Pediatrician’s Dilemma: Drop Families That Refuse To Vaccinate?

A young boy is vaccinated against MMR in Scotland in 2007.

Question: If parents refuse to have their children vaccinated, is it ethical for a pediatrician to respond by refusing to be their doctor?

Answer: That’s under continuing debate. But a new report finds that 25% of pediatricians do “dismiss” anti-vaccine families from their practices.

Question: Readers, what do you think? And please let us know if reading this post changes your opinion at all.

Dr. Ian Sklaver, an experienced pediatrician at Garden City Pediatrics in Beverly, welcomes parents’ questions about vaccines. If they want to spread out the shots so not as many are given at one visit, he’ll do it. He wants them to be as comfortable with vaccines as possible.

But if a family refuses crucial vaccines and will not be budged, “then I suggest to them that I am not the right doctor for their family,” he said in an e-mail. “I would not feel like I was providing good care to someone who was refusing immunizations. I certainly would try to change their minds, but I have had to ask a handful of patients to leave.”

“If the overwhelming abundance of scientific information and my own strongly held beliefs do not convince them, then I have to let them know that I think their decision is leaving their child at risk of grave harm and I would not want to be a part of that decision,” he said. “I also have to consider the other children in my waiting room who would be exposed to the unimmunized child, putting them at risk as well.”
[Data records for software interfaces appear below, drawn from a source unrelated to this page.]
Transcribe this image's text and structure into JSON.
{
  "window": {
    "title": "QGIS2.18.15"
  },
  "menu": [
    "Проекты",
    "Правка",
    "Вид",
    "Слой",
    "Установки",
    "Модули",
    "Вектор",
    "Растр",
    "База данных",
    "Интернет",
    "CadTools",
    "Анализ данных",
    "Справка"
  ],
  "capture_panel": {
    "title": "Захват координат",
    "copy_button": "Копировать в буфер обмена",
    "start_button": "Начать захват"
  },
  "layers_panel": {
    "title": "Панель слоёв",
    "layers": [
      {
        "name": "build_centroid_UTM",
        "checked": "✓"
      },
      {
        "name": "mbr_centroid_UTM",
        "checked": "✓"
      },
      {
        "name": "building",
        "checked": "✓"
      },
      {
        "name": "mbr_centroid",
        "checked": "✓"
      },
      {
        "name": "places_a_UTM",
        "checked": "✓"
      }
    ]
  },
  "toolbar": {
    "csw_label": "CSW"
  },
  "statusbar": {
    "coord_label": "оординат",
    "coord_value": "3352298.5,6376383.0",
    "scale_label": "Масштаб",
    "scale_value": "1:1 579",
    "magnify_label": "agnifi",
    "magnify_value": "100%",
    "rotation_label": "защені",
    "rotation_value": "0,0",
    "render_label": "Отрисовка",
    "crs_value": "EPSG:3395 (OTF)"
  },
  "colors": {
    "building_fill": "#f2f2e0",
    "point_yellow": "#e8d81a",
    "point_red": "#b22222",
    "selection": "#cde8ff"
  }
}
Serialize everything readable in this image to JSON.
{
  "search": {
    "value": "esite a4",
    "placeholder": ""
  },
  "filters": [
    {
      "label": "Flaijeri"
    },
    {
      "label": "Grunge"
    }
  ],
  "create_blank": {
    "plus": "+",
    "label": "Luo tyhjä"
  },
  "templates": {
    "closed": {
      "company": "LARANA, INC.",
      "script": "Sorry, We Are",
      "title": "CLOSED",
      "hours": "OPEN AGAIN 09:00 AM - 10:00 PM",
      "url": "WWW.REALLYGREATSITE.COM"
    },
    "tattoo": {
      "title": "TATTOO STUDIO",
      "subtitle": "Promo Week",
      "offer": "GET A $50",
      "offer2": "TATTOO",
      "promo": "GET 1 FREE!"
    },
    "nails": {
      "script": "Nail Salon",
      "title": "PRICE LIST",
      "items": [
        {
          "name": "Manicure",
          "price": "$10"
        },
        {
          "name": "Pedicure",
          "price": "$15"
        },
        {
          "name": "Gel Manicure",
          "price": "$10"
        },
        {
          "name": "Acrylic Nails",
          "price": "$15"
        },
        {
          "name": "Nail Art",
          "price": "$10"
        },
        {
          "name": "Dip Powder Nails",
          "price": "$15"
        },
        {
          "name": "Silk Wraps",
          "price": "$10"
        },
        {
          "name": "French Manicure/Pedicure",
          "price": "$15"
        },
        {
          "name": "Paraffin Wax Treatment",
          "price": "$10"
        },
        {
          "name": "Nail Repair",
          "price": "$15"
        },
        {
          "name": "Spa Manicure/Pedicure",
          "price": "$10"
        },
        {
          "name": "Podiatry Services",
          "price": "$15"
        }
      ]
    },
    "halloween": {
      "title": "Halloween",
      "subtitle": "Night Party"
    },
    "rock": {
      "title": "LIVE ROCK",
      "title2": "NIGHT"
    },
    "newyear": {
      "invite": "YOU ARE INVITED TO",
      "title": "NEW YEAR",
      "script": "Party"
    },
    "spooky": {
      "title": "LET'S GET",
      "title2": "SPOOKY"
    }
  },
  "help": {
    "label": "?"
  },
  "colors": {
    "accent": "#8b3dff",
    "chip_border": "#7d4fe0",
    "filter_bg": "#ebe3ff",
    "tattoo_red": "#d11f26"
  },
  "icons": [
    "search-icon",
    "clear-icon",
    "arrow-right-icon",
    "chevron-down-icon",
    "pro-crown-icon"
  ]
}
A new study out this month finds that Ian is far from alone. The national survey of several hundred pediatricians found that a substantial minority, about 25 percent, do always, often or sometimes “dismiss families” from the practice if they refuse vaccines in the “primary series” — the basic vaccines including polio and diphteria.

Dr. Allison Kempe

It’s no easy decision. “The bottom line is that it really is an ethical dilemma for pediatricians,” said Dr. Allison Kempe, lead author of the paper in the American Journal of Preventive Medicine. “I can tell you that personally, it’s an ethical dilemma for me.”

The issue of vaccine refusal has bedeviled pediatricians for years, and persuading reluctant parents to vaccinate has become a huge time-sink in many practices. No matter how many scientific studies come out exonerating vaccines of any role in the autism epidemic and touting the good they do, many parents continue to fear the shots.

Dr. Kempe’s data, gathered in 2009, found that vaccine refusals appeared to be on the rise: nearly one-tenth of pediatricians and family practitioners reported that 10% or more of parents refused at least one vaccine in a given month. Almost 80 percent report at least one refusal in a typical month.

So at what point can or should a pediatrician ethically draw the line? Continue reading